Bob Triggs
11-24-2008, 03:20 PM
Read "The Sea Runners" for Ivan Doig's account of what the coast would be like from a seaworthy dugout canoe in the mid 19th century.

People have sailed along that coast in very small craft, but the didnt have many safe places to stop or hide.

Bob Triggs
11-24-2008, 03:23 PM
bump ...

If I was to trailer my peapod up to Barkley Sound, where would I launch the boat? Ucluelet?

Seems that the great cost for the trip would be the ferry trip from Anacortes to Sidney ... more than $300 round trip with a truck and boat trailer ... anybody want to give me a tow from Port Angeles, or even Shilshole? (If I'm going to spend such a chunk of money on fuel, it might as well be for your fuel.)

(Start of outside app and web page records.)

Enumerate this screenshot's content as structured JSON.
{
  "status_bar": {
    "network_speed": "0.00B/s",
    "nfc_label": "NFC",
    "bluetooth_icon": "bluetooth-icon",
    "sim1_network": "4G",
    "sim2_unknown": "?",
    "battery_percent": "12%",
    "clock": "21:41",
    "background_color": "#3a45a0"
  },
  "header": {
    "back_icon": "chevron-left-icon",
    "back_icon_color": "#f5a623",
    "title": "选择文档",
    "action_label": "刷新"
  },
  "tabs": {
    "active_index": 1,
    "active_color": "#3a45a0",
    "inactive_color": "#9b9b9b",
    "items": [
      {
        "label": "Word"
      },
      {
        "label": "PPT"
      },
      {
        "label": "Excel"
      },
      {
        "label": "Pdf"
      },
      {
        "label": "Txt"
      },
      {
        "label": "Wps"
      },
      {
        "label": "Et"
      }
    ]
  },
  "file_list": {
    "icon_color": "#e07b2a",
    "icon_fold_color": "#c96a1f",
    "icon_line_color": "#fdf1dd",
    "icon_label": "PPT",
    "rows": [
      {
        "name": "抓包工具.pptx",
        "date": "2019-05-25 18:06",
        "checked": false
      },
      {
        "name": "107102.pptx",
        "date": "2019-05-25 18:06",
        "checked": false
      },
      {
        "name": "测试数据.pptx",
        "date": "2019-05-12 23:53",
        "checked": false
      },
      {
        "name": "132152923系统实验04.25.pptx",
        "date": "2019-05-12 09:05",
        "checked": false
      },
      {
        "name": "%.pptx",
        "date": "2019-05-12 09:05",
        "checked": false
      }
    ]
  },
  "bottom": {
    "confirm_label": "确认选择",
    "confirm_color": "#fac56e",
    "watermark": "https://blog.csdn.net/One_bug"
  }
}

If you walk Fishermans Terminal commercial docks in Seattle you will find someone headed north who will tow/cargo your small boat. (PM me if you want the name of a guy who may be able to do it in the spring). Many boats head north in the spring, some of them have deck space for cargo, small boats, skiffs etc. It helps them pay the fuel costs. Another bet might be to ask around at Fishermen Supply. They know everybody.